Events organisers need to be aware of new regulations governing medical association conferences
Since the “Sunshine Act” was adopted in the USA in 2010 and the subsequent review in Europe of the ethical practice codes by the pharmaceutical and medical device industries, medical associations have increasingly come to realise that this is a factor which needs to be an integral part of their congress and meeting planning.
This is particularly true if they want to continue to engage the support from the commercial sector and healthcare professional (HCP) community within their events.
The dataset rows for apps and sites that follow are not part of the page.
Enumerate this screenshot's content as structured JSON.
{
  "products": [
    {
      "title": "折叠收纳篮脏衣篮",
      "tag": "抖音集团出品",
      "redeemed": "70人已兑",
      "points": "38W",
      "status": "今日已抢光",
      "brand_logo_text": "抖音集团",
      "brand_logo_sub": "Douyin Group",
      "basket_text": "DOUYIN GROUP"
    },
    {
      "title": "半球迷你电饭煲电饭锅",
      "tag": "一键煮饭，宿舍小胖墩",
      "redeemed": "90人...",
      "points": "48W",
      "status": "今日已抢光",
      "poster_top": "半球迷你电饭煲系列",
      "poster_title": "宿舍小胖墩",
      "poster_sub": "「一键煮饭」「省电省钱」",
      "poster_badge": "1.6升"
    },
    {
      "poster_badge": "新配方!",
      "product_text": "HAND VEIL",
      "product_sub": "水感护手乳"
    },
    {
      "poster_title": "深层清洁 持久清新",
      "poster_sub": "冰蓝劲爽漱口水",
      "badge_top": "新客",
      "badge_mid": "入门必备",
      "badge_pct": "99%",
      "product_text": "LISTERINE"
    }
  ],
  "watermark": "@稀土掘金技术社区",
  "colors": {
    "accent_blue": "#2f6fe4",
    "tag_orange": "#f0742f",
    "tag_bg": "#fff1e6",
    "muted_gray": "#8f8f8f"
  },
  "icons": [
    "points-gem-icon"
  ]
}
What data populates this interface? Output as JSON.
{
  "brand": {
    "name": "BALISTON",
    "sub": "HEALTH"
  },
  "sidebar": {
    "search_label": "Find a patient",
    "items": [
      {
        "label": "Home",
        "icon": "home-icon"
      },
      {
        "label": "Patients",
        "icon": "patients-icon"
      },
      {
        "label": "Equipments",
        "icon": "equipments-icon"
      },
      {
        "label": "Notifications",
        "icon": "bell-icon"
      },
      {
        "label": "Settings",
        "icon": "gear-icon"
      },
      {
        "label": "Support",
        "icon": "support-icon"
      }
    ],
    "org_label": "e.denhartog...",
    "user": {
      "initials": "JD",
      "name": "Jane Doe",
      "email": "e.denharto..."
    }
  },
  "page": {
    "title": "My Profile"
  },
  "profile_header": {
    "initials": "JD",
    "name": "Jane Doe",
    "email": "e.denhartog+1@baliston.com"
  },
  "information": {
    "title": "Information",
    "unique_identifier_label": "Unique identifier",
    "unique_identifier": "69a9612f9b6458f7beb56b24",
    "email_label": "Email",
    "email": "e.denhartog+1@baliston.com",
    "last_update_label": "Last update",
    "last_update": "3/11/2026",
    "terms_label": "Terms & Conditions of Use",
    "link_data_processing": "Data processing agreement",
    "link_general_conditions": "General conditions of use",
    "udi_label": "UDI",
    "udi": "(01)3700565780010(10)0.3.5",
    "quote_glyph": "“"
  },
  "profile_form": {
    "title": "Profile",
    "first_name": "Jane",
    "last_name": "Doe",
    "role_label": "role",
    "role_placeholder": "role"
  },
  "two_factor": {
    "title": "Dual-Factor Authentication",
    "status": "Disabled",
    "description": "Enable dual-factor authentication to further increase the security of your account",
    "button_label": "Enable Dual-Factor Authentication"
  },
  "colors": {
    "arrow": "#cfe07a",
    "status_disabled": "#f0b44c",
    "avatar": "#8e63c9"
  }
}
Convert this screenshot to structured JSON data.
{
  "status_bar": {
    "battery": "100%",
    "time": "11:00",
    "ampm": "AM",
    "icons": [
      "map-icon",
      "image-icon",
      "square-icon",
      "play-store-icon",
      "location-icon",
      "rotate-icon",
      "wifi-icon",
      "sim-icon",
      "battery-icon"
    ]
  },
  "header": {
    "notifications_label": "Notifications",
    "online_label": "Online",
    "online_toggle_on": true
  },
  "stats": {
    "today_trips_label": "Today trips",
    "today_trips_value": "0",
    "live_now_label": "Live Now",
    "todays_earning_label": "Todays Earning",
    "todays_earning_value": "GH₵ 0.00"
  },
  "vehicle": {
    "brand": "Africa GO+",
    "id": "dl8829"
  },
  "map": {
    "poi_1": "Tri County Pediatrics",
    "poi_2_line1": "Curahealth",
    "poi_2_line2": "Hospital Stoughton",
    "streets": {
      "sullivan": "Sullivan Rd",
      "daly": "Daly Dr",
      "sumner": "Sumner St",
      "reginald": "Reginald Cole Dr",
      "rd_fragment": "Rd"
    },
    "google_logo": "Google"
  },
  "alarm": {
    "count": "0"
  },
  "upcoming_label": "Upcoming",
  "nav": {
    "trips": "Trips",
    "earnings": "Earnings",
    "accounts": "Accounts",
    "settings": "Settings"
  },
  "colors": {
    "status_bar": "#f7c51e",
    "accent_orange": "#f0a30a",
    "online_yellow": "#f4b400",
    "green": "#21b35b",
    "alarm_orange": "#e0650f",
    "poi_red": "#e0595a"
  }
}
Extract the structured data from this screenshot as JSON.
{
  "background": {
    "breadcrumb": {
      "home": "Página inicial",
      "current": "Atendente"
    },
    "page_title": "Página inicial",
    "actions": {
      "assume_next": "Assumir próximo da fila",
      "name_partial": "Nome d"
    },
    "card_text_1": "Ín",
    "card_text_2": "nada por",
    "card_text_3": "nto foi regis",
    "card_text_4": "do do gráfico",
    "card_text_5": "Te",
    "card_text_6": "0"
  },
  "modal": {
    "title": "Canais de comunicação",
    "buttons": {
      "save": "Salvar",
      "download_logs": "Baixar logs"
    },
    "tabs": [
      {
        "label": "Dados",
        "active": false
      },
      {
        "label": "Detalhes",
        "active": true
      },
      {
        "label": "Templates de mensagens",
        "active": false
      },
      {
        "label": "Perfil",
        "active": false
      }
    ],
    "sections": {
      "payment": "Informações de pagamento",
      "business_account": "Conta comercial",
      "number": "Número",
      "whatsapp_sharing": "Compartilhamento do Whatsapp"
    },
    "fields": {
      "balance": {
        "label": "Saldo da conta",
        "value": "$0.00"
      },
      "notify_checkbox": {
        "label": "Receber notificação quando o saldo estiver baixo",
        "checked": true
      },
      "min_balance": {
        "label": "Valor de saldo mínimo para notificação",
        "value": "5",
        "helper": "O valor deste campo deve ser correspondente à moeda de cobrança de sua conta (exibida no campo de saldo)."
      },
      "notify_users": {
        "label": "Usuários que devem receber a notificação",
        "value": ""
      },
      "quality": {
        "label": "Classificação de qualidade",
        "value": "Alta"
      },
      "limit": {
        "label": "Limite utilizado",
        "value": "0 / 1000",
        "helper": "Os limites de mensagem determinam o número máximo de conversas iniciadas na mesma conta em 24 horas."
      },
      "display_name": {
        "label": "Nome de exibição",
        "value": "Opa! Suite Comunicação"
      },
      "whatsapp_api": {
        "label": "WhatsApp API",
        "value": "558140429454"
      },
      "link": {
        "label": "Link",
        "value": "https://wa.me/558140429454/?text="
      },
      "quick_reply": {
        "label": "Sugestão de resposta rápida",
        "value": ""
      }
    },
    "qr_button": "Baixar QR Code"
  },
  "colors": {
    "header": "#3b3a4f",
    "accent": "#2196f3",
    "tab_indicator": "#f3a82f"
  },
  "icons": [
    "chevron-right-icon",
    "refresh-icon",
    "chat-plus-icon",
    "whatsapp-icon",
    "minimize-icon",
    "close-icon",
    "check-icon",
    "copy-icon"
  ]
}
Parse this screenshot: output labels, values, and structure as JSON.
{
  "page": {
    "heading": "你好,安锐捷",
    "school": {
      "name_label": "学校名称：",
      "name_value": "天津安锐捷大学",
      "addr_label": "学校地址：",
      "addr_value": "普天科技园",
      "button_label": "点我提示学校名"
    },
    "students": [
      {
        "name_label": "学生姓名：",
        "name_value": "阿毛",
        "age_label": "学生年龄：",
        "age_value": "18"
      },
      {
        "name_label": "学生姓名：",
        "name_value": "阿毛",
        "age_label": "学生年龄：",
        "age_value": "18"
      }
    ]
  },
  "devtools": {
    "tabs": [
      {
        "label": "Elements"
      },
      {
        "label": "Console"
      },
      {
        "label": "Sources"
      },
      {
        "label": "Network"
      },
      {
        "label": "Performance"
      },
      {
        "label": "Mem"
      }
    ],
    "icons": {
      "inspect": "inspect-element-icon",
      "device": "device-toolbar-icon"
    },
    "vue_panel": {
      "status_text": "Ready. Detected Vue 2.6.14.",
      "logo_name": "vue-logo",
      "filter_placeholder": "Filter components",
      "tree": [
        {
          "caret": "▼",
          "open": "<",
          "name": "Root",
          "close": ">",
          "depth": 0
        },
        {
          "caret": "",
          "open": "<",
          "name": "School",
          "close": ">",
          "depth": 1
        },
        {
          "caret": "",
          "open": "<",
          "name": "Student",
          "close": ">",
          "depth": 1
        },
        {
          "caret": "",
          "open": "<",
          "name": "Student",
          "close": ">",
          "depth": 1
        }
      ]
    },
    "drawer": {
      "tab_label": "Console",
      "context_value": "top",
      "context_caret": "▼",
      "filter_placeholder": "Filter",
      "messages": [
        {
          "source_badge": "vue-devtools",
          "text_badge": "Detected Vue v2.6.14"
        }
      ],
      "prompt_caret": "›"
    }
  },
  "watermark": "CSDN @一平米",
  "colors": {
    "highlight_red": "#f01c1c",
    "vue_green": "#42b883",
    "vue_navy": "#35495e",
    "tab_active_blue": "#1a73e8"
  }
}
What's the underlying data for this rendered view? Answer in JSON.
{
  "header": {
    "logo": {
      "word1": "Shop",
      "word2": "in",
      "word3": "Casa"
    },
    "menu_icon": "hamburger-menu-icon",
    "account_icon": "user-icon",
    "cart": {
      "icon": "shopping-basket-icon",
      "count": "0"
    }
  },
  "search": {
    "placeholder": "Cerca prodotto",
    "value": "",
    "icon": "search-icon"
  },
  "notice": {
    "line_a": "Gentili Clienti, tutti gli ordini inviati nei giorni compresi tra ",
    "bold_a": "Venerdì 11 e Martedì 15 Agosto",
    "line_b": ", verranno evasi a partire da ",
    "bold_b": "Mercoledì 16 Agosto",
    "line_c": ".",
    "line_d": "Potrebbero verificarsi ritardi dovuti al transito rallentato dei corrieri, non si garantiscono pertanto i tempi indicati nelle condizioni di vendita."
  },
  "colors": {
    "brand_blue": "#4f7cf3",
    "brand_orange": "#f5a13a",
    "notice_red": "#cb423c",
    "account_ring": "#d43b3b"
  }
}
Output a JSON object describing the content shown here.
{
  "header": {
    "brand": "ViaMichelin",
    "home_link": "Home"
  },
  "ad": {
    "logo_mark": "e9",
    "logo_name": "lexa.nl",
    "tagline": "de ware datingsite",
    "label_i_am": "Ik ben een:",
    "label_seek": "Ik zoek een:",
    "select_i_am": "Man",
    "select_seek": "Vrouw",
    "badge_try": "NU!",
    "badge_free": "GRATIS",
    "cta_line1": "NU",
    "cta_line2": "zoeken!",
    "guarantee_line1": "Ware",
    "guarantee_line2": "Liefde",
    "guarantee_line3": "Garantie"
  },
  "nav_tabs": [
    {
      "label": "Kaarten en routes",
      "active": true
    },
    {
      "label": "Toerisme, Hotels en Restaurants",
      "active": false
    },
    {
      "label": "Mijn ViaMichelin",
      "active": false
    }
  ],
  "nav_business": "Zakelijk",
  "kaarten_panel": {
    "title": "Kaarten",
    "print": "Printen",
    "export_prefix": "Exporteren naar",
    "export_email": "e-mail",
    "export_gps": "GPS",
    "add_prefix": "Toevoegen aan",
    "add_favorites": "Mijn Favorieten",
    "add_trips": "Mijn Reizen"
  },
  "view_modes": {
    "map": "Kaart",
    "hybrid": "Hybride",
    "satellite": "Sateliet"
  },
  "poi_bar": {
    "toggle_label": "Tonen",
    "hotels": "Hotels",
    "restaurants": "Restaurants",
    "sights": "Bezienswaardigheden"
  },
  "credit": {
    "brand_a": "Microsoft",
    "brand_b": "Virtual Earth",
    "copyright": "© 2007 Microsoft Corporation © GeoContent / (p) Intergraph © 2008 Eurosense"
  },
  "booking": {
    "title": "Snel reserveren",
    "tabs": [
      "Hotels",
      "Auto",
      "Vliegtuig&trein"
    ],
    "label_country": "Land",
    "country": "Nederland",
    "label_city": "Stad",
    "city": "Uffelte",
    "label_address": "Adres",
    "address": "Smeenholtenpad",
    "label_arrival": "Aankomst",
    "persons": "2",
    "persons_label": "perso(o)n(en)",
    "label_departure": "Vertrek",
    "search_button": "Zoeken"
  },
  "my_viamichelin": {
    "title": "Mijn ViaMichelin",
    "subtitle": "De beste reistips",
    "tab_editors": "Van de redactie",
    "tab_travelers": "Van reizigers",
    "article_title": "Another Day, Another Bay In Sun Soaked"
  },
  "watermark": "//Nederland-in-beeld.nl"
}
But once we think “we’ve got it”, the codes change and/or new cases, where a breach ruling is found, cause planners and industry alike to question what is permissible and what might be viewed as a misdemeanour.
Recently, we have seen in Europe(which has been cascaded to a national level) the requirement in the pharmaceutical industry for companies to record and publicly report payments, financial and in kind, made to healthcare profes sionals (‘transfer of value reporting’ – ToV). This stems from the regulatory body EFPIA (European Federation of Pharmaceutical Industries and Associations) which has overseen changes to legislation in 2014 and goes further in its scope than the US Sunshine Act.
This can only be a good thing to improve transparency, however the knock-on effect has been to prohibit sponsorship of branded items such as notebooks, pens, lanyards, delegate bags and more as they cannot be classed as educational and can’t be tracked by companies for reporting purposes. The result for the medical associations has been withdrawal of sponsorship revenues from what had once been premium delegate items.
A FURTHER impact has been how exhibition booth activity has been curtailed resulting in many cases of companies shrinking their booth size, which has an impact on both the association revenue and also that of the venue, as associations are in the main requiring smaller exhibition halls.
Since January this year, the European medical device industry – overseen by the regulator MedTech Europe – has introduced a ban on the direct funding of “non-active” healthcare professionals (HCPs) to attend third-party organised congresses, resulting in some associations already seeing a noticeable reduction in attendees. Whilst these changes have the intention of improving the image and protocol of engagement between “industry” and the HCPs, which is all the more visible at a time when health service funding and access to medical services is in the press on an almost daily basis, these changes are definitely having an impact on medical association meeting activities. For many medical associations, funding from the commercial medical sector is essential to fund the cost of running the meeting and in some cases fund the wider objectives of the associations.
The majority of medical associations do have an awareness that compliance has to be considered as part of their event planning but many are still getting to grips with recent changes. Consequently, they are still having discussions with their industry supporters to understand fully how they are managing their activities within the confines of the revised landscape. The first point of discussion needs to be “What do you want to achieve from supporting congress x,y,z?”, and not simply an email blast of the sponsorship brochure and shopping list! Through discussions, everyone will glean a much more in-depth understanding of how each supporting company is adopting the regulatory requirements within their own internal codes of practice, as differing organisations are implementing the codes in differing ways. We have, for example, seen some pharma companies deciding to stop direct funding of HCPs to association congresses; and in the medical device industry an increase in the stand-alone company organised meetings, where direct HCP funding is still permitted.
So what does this mean? In short, associations who still want to engage the commercial sector and healthcare professional community within their events need to:
– Keep abreast of the changes – whilst any infringement of the industry codes falls onto the shoulders of the companies found in breach, there is the potential for reputational damage for the association if they haven’t ensured through their actions that the environment created is compliant.
– Dialogue – speak to industry supporters, understand what their goals are and through that exchange find ways to source new areas of support and cooperation that can still gain industry support and add value to the conference.
– Be imaginative – think of ways you can evolve your event that will help it to develop and keep supporters on board. Areas such: as extending the dialogue and engagement beyond the 3 or 4 days of the face-to-face meeting; capturing and repackaging content; increasing online learning; and platforms in between the annual meeting. These are just some ideas that add value for all but are not necessarily as cost-intensive as often thought.
What’s next? It’s a good question for us in the UK with Brexit looming as we have many uncertainties ahead. It’s likely that the UK will continue to adopt the regulatory codes of the rest of Europe because alignment in the medicinal product licensing environment is key and the government is seeking special arrangements for the Healthcare and Life Science sector, but we must wait and see how this evolves.
The other area to watch is that of the patient becoming increasingly involved in meetings that have traditionally been the domain of the HCP. With promotion of prescription- only medicines in Europe being banned to non-HCPs this is increasingly creating complexities for meeting planners on how to maintain a compliant environment balanced against the commercial activities of industry.
One thing is for sure, healthcare compliance will be with us for a long time to come.
Caroline Mackenzie is a Director of Global Association Partners, a specialist PCO and event consulting company that advises associations and organisations working with the healthcare and life science sector.